All Out of Love
A few facets of the film have not aged well for me, particularly the sexism in the writing of Ilsa and her relationships with Rick and Victor. I have less patience with Ilsa’s passivity, her willingness to not only to be led, but to be passed between men who determine her fate with their different yet equally patriarchal forms of love. Both Victor and Rick claim to love her, but when it comes to choosing, Ilsa won’t…can’t. She turns her entire life over to Rick, letting him not only lead, but fit her into the scheme of who he wants to be as a man caught up in wartime. And what is it that Victor calls love? He knows Ilsa doesn’t love him as more than a brother or father figure. She respects and admires him, and that somehow sustains him as a leader of the resistance? I’d find it painful and awful, and we get little reason to understand why he is possessive but not jealous. Ilsa is not Laura or even Gilda, but she is treated like a precious possession. And Victor is neither Waldo Lydecker nor Ballin. But there is a pattern in these melodramas of men who want women who don’t want them — or women who admire but don’t desire them. And the whole thing reduces women’s roles in favor of men’s passions. Too often, these women become objects for men to fight over. (And at least Laura fights back and Gilda tries to before a hideous tacked-on ending ruins the film.)
Ultimately, this treatment of gender relations rather ruins the ending for me. The movie is really all Rick’s: his cynicism, his change of heart, his plans, his suffering, his beneficence. And his machismo, especially as he walks off into the night with Louie (Claude Rains), joking about the beauty of friendships among men.

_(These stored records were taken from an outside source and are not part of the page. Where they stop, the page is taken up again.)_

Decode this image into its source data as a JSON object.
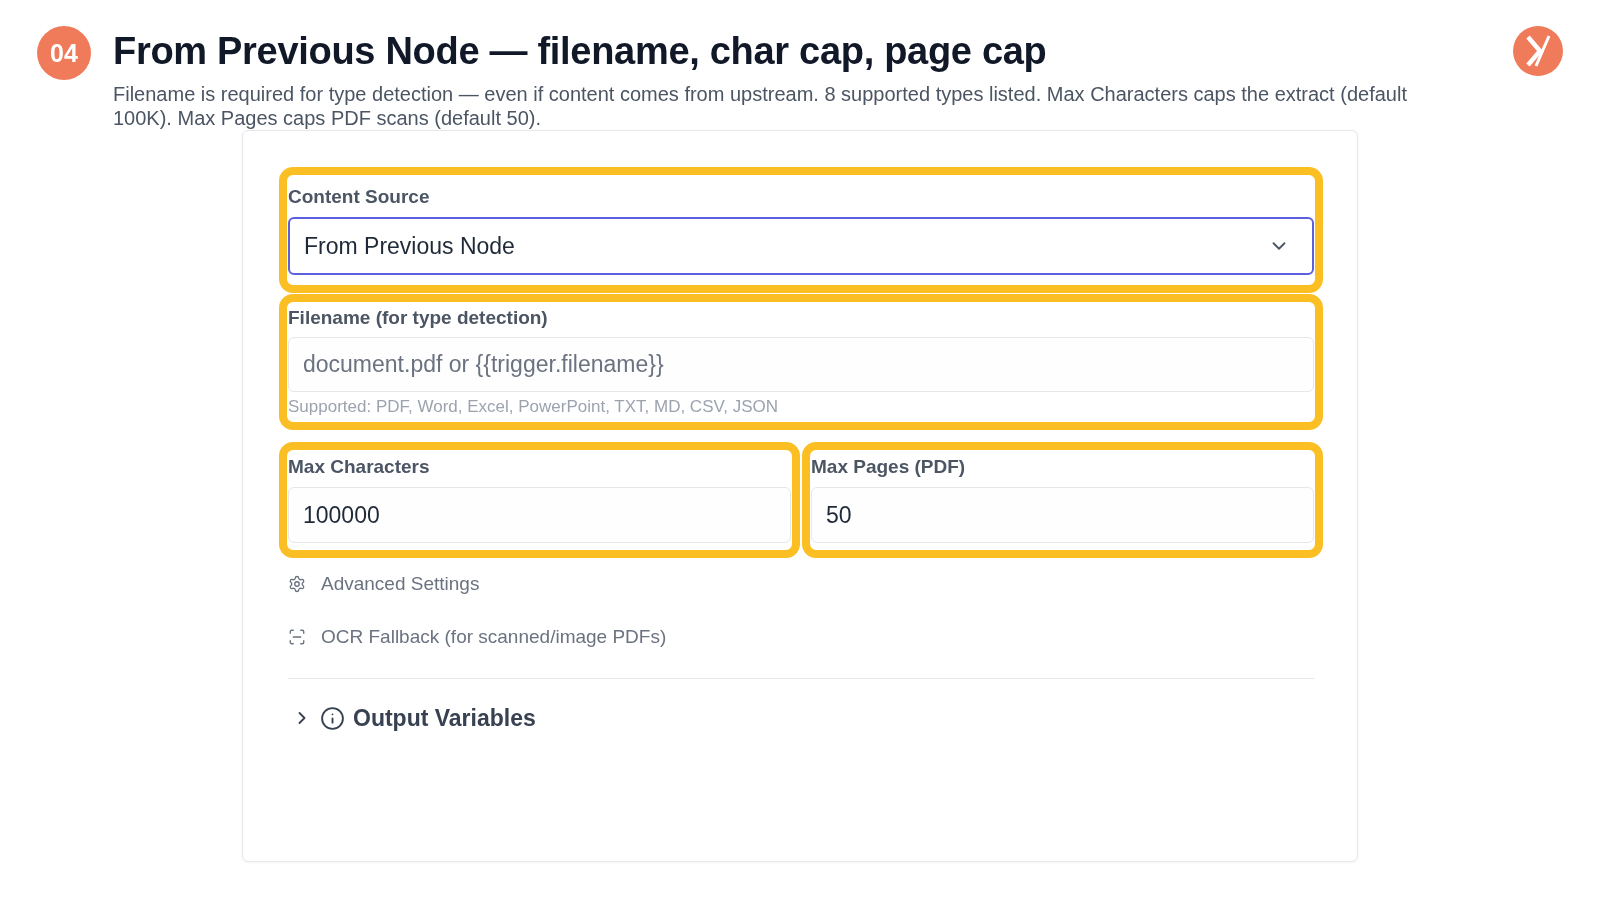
{
  "header": {
    "step": "04",
    "title": "From Previous Node — filename, char cap, page cap",
    "description": "Filename is required for type detection — even if content comes from upstream. 8 supported types listed. Max Characters caps the extract (default 100K). Max Pages caps PDF scans (default 50)."
  },
  "form": {
    "rows": [
      {
        "fields": [
          {
            "kind": "select",
            "label": "Content Source",
            "value": "From Previous Node",
            "focused": true,
            "highlighted": true
          }
        ]
      },
      {
        "fields": [
          {
            "kind": "text",
            "label": "Filename (for type detection)",
            "placeholder": "document.pdf or {{trigger.filename}}",
            "hint": "Supported: PDF, Word, Excel, PowerPoint, TXT, MD, CSV, JSON",
            "highlighted": true
          }
        ]
      },
      {
        "fields": [
          {
            "kind": "number",
            "label": "Max Characters",
            "value": "100000",
            "highlighted": true
          },
          {
            "kind": "number",
            "label": "Max Pages (PDF)",
            "value": "50",
            "highlighted": true
          }
        ]
      }
    ],
    "options": [
      {
        "kind": "settings",
        "label": "Advanced Settings"
      },
      {
        "kind": "scan",
        "label": "OCR Fallback (for scanned/image PDFs)"
      }
    ],
    "output_section": {
      "label": "Output Variables",
      "expanded": false
    }
  }
}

Finally, there is the question of noir that never concerned me until now. If noir is about style, there is some noir style to the film, especially in the handling of light and darkness in the final moments. If noir is about crime, there is crime in the film, though it’s centered in resistance to Nazi oppression. (Frankly, it’s not easy not to be a criminal when there are Nazis to be stopped.) And doomed romance is a part of noir melodrama, to be sure. However, to me a noir tone is darker than this film, more about the worst in humanity, the underside of daily life and the failure of the American Dream, and Casablanca doesn’t fit that bill. There is too much determination, too much hope (however desperate) to call it noir. Does Casablanca have noirish elements? Certainly. Is it noir? I vote no.
But perhaps this question the least interesting one to ask about it.